Copy every line from the records below that carries the word "label".

*** Begin section ***

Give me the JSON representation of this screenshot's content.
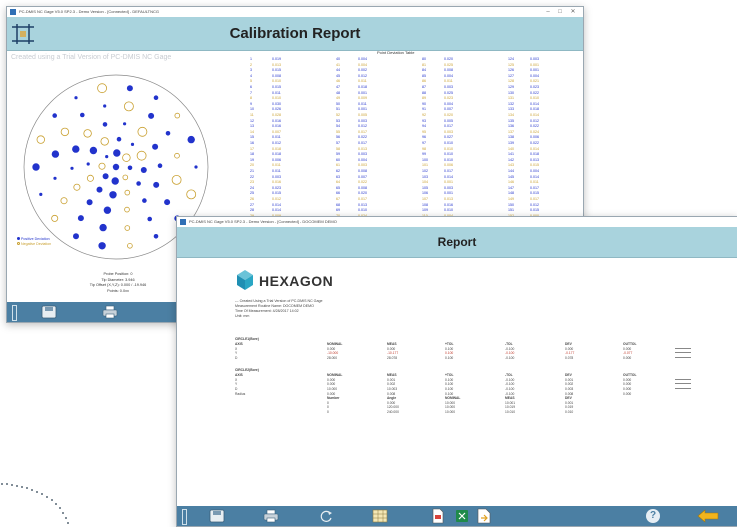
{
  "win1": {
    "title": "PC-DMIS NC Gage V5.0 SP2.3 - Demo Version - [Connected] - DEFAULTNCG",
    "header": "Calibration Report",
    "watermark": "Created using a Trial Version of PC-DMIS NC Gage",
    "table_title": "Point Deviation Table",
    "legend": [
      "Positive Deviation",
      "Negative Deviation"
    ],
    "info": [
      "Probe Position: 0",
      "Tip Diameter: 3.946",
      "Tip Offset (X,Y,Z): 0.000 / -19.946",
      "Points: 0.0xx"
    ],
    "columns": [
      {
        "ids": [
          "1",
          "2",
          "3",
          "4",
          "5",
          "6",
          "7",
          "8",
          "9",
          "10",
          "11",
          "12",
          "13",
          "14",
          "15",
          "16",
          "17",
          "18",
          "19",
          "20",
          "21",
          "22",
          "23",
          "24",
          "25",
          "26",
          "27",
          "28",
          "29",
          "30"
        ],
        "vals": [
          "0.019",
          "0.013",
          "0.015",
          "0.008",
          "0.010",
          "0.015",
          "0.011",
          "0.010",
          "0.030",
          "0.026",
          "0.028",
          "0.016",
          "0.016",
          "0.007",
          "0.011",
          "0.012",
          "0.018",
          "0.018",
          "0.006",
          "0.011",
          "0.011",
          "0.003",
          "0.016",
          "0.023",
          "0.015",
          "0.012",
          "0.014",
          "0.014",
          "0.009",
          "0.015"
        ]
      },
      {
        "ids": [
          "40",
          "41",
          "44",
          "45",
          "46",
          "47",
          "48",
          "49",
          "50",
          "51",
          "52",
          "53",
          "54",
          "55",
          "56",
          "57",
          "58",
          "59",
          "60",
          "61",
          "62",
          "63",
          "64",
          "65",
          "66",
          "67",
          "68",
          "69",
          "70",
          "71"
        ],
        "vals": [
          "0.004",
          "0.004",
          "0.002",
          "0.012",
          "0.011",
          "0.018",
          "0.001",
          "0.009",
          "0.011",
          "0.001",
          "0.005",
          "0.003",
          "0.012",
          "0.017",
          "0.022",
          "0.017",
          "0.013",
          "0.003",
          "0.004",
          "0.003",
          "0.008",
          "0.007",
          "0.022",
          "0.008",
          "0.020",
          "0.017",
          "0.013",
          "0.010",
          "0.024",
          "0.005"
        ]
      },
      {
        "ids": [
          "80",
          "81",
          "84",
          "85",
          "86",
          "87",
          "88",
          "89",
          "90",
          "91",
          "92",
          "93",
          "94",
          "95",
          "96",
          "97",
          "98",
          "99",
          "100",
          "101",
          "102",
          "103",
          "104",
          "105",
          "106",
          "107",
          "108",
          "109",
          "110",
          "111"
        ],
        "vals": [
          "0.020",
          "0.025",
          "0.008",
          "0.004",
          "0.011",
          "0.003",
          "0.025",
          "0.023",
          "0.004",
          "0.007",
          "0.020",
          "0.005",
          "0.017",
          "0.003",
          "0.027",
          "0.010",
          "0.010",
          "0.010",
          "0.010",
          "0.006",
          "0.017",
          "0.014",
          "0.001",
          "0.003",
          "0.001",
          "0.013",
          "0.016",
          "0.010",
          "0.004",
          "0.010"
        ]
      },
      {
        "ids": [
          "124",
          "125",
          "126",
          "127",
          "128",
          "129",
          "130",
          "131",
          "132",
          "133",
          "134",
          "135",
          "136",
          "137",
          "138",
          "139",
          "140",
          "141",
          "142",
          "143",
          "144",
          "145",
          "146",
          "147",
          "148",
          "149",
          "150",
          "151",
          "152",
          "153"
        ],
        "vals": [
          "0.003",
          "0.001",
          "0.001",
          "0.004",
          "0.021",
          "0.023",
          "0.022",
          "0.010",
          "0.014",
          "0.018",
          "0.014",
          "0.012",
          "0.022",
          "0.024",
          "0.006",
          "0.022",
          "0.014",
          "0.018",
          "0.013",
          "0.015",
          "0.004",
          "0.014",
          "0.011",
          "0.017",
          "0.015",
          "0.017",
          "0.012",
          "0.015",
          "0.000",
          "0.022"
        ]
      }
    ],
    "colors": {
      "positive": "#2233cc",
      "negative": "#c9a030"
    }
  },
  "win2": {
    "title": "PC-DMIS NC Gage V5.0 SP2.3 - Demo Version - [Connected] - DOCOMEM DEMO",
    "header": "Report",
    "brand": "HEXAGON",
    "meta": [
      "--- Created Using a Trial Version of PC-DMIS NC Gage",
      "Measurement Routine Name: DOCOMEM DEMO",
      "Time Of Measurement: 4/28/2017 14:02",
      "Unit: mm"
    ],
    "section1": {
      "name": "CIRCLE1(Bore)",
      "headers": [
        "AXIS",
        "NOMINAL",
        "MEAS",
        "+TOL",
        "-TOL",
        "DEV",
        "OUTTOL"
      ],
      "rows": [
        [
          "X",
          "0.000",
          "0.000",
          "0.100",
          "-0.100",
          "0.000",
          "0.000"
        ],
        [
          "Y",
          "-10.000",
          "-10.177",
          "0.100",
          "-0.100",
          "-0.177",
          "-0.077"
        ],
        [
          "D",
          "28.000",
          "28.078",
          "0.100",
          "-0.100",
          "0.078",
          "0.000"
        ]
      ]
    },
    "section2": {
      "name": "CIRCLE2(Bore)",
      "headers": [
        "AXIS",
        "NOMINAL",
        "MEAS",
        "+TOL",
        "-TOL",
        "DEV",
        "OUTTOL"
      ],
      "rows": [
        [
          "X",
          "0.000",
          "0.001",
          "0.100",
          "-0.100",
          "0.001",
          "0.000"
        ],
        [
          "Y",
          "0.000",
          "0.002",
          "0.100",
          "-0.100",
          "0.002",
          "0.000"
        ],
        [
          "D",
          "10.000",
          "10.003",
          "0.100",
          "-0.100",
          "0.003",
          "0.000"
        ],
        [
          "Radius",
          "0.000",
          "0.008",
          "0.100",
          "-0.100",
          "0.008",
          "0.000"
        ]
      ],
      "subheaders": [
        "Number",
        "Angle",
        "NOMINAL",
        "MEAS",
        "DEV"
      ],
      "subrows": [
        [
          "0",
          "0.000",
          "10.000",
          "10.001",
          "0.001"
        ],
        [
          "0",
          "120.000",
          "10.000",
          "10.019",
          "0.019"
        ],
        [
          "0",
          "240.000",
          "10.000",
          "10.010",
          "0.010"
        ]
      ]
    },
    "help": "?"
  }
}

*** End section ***
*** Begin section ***

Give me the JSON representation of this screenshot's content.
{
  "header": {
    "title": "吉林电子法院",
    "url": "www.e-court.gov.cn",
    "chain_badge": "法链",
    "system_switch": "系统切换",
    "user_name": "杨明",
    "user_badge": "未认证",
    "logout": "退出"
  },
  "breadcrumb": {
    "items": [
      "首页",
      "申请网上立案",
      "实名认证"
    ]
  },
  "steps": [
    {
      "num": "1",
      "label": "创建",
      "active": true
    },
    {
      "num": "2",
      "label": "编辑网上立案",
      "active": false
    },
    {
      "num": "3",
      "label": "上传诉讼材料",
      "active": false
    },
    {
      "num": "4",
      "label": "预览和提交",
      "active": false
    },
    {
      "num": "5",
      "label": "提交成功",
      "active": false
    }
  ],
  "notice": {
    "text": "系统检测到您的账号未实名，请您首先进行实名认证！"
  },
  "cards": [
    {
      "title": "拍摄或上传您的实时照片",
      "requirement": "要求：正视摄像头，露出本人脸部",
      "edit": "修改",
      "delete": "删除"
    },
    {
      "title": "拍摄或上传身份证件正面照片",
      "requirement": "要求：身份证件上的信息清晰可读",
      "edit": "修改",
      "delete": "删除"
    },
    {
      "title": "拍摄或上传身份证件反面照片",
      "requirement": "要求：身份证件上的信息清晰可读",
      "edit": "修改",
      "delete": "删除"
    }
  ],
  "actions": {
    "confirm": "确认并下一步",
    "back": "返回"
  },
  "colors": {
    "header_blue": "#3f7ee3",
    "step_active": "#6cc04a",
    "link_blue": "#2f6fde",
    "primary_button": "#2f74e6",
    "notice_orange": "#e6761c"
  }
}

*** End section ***

▶ _Answer for the task_:
      "label": "创建",
      "label": "编辑网上立案",
      "label": "上传诉讼材料",
      "label": "预览和提交",
      "label": "提交成功",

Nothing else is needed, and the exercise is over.